Could you return every line of the records below that contains the word "IPsec"?

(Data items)
►

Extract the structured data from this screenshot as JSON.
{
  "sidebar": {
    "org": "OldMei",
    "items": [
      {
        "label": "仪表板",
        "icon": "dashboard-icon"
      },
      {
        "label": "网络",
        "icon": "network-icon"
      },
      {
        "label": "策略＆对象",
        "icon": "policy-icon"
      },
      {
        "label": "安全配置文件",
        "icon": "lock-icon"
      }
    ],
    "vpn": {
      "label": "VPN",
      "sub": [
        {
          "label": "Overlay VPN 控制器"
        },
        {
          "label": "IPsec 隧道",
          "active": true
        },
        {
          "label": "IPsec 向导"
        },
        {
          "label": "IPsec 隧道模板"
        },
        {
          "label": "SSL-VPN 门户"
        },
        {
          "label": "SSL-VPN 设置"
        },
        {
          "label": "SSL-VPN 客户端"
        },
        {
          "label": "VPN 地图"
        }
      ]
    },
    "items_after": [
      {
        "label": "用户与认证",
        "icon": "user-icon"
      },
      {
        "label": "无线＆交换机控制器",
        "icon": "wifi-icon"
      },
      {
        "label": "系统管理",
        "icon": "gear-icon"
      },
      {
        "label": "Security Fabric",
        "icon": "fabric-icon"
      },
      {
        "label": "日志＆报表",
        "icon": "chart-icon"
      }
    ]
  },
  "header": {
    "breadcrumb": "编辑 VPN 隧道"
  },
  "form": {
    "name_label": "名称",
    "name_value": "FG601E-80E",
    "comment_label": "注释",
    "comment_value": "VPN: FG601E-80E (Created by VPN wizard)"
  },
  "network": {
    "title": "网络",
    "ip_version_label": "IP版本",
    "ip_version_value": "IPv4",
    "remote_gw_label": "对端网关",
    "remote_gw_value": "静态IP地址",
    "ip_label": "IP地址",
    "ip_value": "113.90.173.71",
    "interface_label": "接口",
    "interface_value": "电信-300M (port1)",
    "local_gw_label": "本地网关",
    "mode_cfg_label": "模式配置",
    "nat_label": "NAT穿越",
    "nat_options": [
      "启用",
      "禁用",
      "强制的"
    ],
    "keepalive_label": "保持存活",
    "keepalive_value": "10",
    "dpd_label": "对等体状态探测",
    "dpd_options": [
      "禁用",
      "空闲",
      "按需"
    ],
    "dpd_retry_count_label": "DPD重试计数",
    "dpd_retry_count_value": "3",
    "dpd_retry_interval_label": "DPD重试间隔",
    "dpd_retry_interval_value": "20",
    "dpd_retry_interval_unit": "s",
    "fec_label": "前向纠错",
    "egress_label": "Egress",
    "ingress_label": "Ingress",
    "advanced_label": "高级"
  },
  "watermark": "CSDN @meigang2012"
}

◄

### EXPECTED OUTPUT
          "label": "IPsec 隧道",
          "label": "IPsec 向导"
          "label": "IPsec 隧道模板"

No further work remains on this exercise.